DATA SECTION:

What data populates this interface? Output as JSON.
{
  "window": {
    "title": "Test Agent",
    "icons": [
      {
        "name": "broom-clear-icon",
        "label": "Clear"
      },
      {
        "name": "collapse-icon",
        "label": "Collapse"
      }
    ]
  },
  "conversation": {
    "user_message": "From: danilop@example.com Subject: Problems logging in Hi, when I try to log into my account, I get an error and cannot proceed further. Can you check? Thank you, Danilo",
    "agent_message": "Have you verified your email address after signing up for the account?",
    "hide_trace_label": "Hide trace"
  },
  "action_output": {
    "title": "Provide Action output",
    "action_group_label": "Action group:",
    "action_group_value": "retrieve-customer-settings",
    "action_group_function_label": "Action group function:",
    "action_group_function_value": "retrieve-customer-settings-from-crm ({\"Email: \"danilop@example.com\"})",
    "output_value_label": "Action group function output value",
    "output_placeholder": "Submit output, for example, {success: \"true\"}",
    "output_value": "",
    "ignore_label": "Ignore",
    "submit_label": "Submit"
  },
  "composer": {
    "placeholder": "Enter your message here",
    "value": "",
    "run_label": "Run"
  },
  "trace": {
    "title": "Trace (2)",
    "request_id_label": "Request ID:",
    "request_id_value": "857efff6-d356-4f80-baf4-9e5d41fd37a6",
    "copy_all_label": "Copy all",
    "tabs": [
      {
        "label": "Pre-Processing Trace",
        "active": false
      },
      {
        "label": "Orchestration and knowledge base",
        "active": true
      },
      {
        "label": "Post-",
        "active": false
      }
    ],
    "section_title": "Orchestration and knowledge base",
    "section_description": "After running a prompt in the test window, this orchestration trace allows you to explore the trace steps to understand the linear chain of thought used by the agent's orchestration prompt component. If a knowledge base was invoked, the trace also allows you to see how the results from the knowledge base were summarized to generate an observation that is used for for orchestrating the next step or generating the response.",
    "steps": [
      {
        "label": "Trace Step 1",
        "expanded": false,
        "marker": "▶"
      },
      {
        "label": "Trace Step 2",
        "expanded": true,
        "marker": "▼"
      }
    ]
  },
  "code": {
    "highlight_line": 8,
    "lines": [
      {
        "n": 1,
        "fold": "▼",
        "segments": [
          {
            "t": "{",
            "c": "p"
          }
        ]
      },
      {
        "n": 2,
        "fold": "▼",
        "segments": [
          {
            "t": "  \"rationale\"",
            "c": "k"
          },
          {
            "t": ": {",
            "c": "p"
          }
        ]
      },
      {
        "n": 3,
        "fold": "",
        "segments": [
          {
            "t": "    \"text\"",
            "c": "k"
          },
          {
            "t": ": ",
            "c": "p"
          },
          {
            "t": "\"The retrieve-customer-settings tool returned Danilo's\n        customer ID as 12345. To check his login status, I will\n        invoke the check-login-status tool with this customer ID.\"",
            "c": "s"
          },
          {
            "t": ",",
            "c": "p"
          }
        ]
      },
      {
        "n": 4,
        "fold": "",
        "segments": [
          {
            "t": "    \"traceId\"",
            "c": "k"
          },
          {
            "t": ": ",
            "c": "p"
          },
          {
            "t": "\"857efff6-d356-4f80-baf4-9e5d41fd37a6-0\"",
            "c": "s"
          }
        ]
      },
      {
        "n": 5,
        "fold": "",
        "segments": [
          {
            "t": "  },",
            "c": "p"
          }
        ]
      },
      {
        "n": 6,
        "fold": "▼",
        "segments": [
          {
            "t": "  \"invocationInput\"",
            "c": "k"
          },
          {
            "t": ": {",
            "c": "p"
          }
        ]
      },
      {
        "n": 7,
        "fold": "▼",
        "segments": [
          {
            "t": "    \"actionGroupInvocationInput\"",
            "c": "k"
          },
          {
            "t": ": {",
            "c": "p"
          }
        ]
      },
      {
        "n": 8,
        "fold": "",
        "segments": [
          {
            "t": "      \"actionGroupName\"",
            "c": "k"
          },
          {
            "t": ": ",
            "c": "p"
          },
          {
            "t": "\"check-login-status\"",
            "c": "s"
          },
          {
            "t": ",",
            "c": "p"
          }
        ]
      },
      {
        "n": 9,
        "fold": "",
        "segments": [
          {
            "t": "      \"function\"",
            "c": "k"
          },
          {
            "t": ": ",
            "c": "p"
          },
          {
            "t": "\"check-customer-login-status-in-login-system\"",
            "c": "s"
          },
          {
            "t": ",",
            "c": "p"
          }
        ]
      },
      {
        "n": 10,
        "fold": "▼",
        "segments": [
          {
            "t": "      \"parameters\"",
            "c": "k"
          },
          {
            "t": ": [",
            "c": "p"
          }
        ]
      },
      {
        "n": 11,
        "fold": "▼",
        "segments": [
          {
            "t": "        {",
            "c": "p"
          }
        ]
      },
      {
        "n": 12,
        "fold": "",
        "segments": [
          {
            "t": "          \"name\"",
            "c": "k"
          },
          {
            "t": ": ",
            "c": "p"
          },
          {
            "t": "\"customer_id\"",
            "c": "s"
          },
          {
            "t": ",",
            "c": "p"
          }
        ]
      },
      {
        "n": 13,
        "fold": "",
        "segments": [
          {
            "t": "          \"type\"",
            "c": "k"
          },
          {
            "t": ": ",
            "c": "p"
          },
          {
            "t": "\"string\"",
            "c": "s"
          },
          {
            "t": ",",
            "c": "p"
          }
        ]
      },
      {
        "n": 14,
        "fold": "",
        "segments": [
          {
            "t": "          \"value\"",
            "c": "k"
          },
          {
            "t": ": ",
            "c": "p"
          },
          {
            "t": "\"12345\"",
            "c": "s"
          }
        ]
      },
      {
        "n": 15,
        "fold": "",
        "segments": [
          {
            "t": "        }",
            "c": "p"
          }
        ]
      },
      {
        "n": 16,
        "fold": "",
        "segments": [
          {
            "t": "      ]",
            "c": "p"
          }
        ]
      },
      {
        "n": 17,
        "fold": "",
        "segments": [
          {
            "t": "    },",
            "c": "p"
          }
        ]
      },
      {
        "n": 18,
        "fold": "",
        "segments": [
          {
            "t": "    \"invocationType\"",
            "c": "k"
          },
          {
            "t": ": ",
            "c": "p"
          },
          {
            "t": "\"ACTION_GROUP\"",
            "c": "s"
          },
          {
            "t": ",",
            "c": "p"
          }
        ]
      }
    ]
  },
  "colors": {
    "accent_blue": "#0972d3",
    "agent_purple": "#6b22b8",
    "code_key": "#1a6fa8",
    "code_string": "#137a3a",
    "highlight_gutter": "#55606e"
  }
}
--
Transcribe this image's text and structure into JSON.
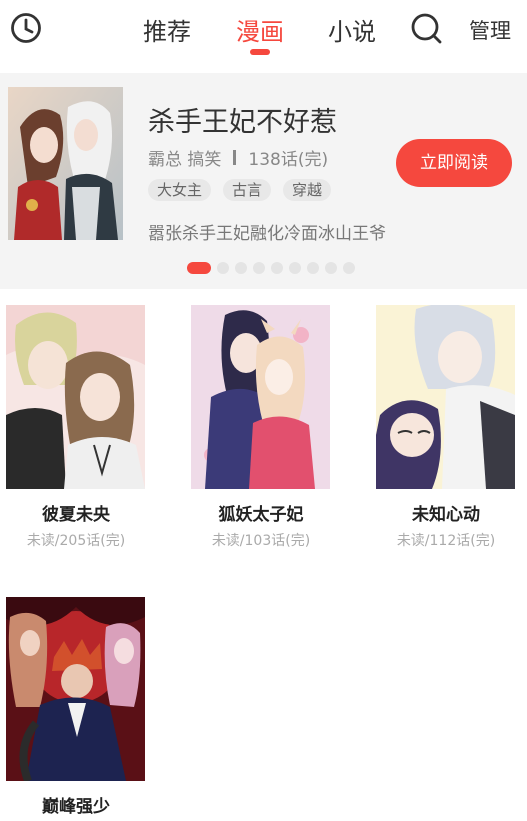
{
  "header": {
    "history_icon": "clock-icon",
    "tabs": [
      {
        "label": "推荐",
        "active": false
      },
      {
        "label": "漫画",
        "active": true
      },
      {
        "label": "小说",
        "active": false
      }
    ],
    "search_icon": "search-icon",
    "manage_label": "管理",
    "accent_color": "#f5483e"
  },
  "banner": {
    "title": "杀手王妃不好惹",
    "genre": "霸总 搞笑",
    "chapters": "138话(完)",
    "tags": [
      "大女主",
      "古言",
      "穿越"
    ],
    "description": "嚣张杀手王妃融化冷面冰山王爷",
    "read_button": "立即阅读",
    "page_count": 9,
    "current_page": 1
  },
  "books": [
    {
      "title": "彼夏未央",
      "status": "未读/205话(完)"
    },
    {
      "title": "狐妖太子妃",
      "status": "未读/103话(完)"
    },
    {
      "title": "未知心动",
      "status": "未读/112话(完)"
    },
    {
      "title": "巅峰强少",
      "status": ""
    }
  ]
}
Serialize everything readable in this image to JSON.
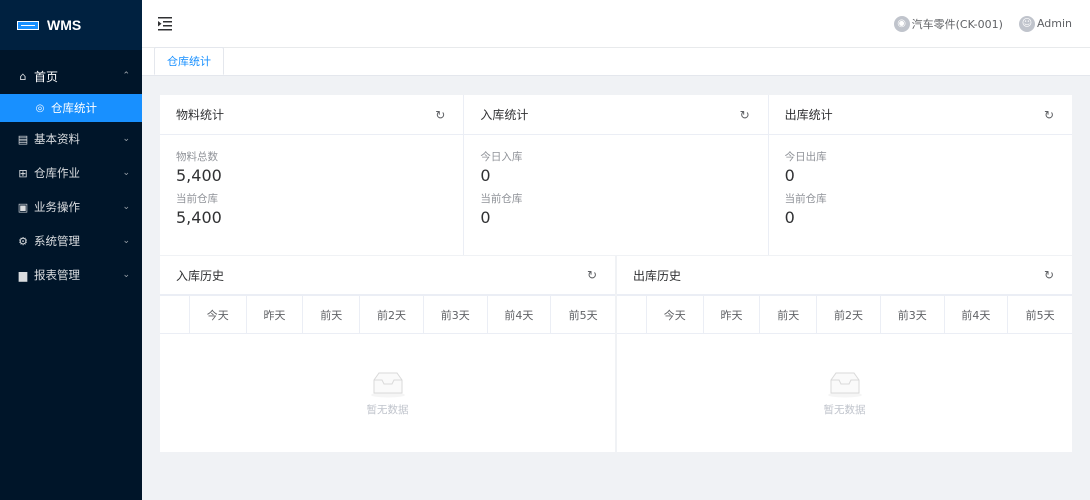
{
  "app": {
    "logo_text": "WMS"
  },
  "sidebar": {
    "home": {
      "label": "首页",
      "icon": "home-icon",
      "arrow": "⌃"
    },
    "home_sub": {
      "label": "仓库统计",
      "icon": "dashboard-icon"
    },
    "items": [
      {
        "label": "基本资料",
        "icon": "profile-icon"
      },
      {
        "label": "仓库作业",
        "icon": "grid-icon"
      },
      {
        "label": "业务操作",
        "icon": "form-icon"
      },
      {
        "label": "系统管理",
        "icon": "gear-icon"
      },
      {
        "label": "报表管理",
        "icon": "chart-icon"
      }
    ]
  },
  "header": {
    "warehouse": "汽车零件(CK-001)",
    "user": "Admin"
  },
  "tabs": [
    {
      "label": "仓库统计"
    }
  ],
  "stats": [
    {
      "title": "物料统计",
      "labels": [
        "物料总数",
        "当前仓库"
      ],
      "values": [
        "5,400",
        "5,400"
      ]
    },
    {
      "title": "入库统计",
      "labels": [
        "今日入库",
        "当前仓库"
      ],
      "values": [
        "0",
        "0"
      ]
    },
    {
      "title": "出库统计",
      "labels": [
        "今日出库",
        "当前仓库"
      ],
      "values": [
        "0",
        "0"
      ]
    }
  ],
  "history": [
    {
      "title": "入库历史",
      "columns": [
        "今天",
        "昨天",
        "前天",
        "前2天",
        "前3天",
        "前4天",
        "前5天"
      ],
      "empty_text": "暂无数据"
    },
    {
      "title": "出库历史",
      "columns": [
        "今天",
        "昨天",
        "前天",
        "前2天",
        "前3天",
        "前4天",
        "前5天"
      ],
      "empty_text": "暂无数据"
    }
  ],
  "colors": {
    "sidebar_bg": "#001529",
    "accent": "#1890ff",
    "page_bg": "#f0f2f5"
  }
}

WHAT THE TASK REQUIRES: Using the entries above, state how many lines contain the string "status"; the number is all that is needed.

ANSWER TO THIS TASK: 7